“He probably didn’t know he was making any type of history” when he overcame obstacles to admit patients in Newnan, according to Evette Beasley, Williams’ office manager and an employee since 1996. “He was just doing what he needed to do to serve this area.”
Williams did later realize the hurdles he had overcome as a black physician. He later told a younger colleague: “We knocked down the door, and you younger ones just rolled through it.”
Williams was born Dec. 27, 1944, in Atlanta. He was involved in Boy Scouts and Jack and Jill as a boy and had a strong intellect. “He went to college at 16 at Morehouse,” Brewster said.
Williams earned a bachelor of science degree from Morehouse in 1965 and his doctor of medicine degree four years later from Meharry Medical College. From 1969-1973, he did his residency training at Cleveland Metropolitan General Hospital. He then received board certification as a diplomate of the American Board of Internal Medicine — one of the first African-Americans from Georgia to hold that designation.
Williams served in the Army Medical Corps until 1975, attaining the rank of major.
In 1979, he went into practice with Dr. Benjamin E. Woods. They opened Atlanta Internal Medicine — expanding their practice to Newnan the following year, where they became the first black doctors with admitting privileges at the local hospitals.
Williams practiced medicine for 38 years. He served as medical director for several nursing homes and was proud to serve as Morehouse College’s medical director and as team physician for the Maroon Tiger for 11 years.
Williams received the Lange Medical Publication Award for Outstanding Achievement as a Medical Student in 1969, the Georgia State Medical Association Award for Meritorious Service in 1980 and the Atlanta Medical Association Award for Meritorious Service in 1995. In 2004, he was the Morehouse Alumnus of the Year.

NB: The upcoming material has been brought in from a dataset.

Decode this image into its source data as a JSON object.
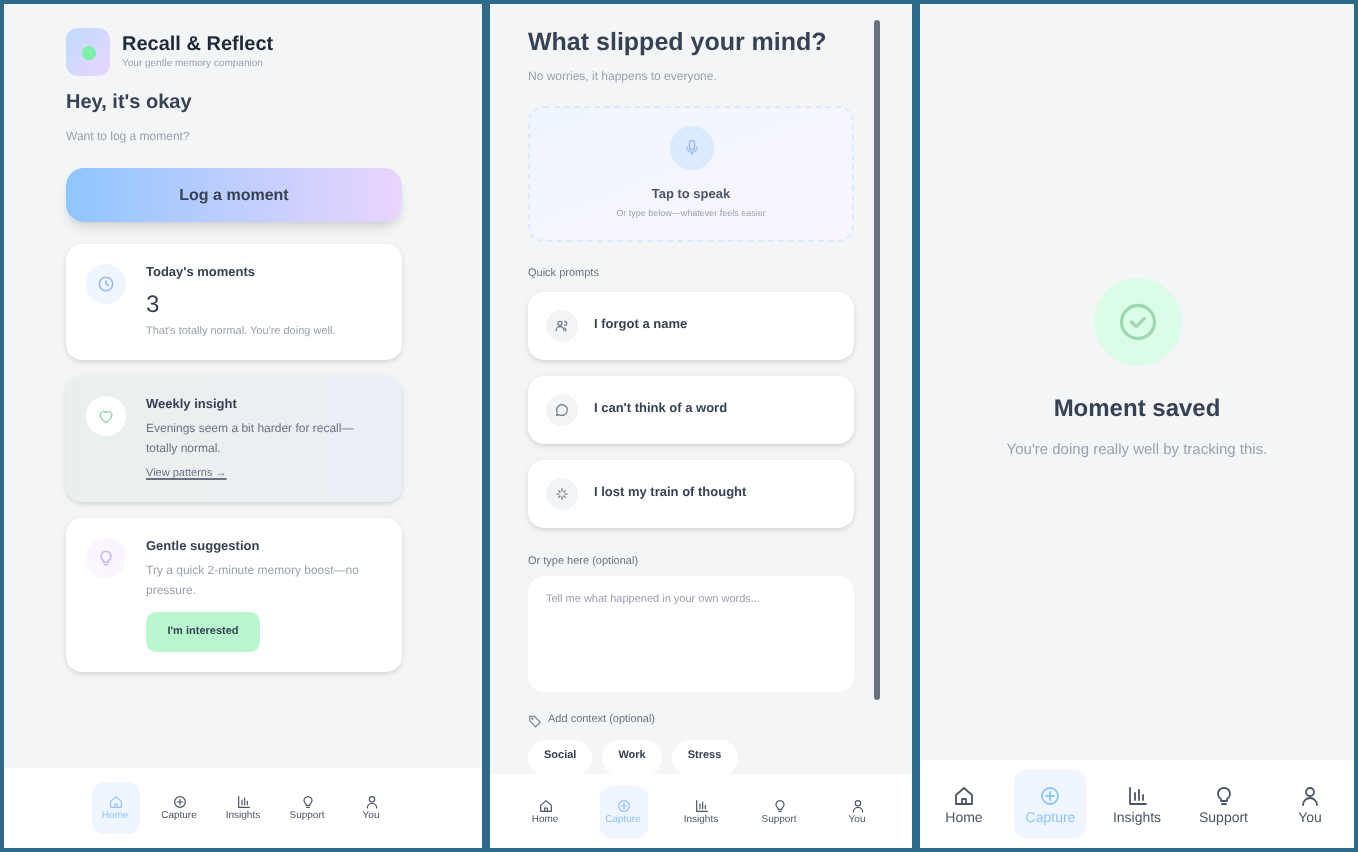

He was, however, much more concerned about his patients than about any honors.
Beasley said Williams knew his patients personally — and would remember their names even if he had not seen them for a long time.
“He always remembered them from years ago — even their families,” Beasley recalled.
“He was great — an easy man for work for,” Beasley said. “He entrusted you to take the initiative to get the job done.”
Williams’ approach to practicing medicine — and life in general — was “very involved,” Beasley said. She said she had a baby while working for Williams and he referred to her daughter as “the Atlanta Internal Medicine baby.” Williams remembered the girl on birthdays and whenever she experienced any honor or accomplishment.
Williams’ funeral was held Jan. 11 at Friendship Baptist Church in Atlanta, where he was baptized as a child. He was buried at Westview Cemetery. Survivors include his wife, Carmen; daughter, Joron Williams Murry; and son, Dr. Kevin B. Williams.
“He was awesome,” Brewster said. “He was compassionate and caring.”
Williams “was a great man,” Beasley reflected. “He will be — greatly — missed.”